The scriptural basis for this view is Genesis 9:6: “Whoever sheds human blood, by humans shall their blood be shed; for in the image of God has God made mankind.”

Taking human life in revenge is not the province of individuals. Taking human life as a form of justice is the province of government, in this case the United States Military. The death penalty is extreme, but so are the limited number of crimes that demand it.


© Rex M. Rogers – All Rights Reserved, 2012

*This blog may be reproduced in whole or in part with a full attribution statement. Contact Rex or read more commentary on current issues and events at or follow him at

I’ve always loved the outdoors. I’m reminded of that as I visit southern Oregon this weekend. Driving in I could see snow-covered volcanic cone Mt McLoughlin, or as the old-timers call it, Mt Pitt. In the other direction, there’s Table Rock, a high and long, chiseled mesa that once served as a home and refuge for the Takelma Indians. Beautiful.

My hotel room balcony is just feet from rapids in the Rogue River, full and playing soothing music on its way to the Pacific. Also from the balcony, I see enormous pines and thousands of lichen-laden short oak trees.

This brings back memories from my time as a kid in Ohio. We didn’t have Rocky Mountains. We had the rolling foothills of the Appalachians, equally stirring in their own way. We had fields and woods, hollows and lakes, and we had farmland. I spent hours in all of them and here I developed a love for nature, the outdoors, and wildlife that’s lasted a lifetime.

My favorite color is green because it was, in my kid’s view, the most natural of colors.

The early American frontiersmen like Daniel Boone and their Native American counterparts like Tecumseh were my heroes.

I learned caught, kept, and tended tadpoles and all manner of bugs. Whenever I could in the fields or woods I froze into stillness and watched animals and birds live without human interference. I learned their names, sounds, and habits, as I learned the names of plants and especially trees.

This need to observe flora and fauna remains with me, for I still find it exciting to see something different, maybe a fox, an egret in Florida, or prairie dogs in Nebraska. I still find it exciting to see a bird or animal or tree I’ve never seen before. I remember the first time I saw a roadrunner in Arizona and a magpie in California.

Hearing birds sing in the early morning is my favorite music. Their distinctive and varying harmonies are unmatched.

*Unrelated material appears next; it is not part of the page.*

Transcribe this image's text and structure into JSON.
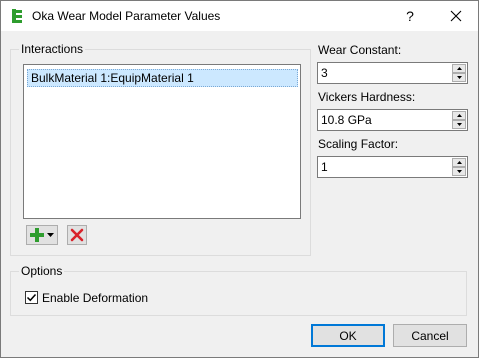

In the 8th Grade another student and friend, Dave Hammond, and I built an extensive Conservation display for the school’s science fair. I don’t remember the award we received. I do remember getting our picture in the paper. Though I would not today call myself an environmentalist, a term fraught with problematic politics, I am certainly concerned for the stewardship of all creation. “Extinction” is an awful word, and “despoiled” is almost as bad.

As a kid I never felt freer, more alive and optimistic, than when I was alone in the fields or woods. Not because I had a poor family life, because I was blessed with the opposite. But because I felt connected with a kind of beauty, purity, and simplicity that could not be found even in village life, let alone amongst urban congestion.

The Great Outdoors is great because it’s nothing less than divine art. I loved it all from the moment I could walk in nature’s cathedrals. I am part of it. I am responsible for it. I love it still.


© Rex M. Rogers – All Rights Reserved, 2012

*This blog may be reproduced in whole or in part with a full attribution statement. Contact Rex or read more commentary on current issues and events at or follow him at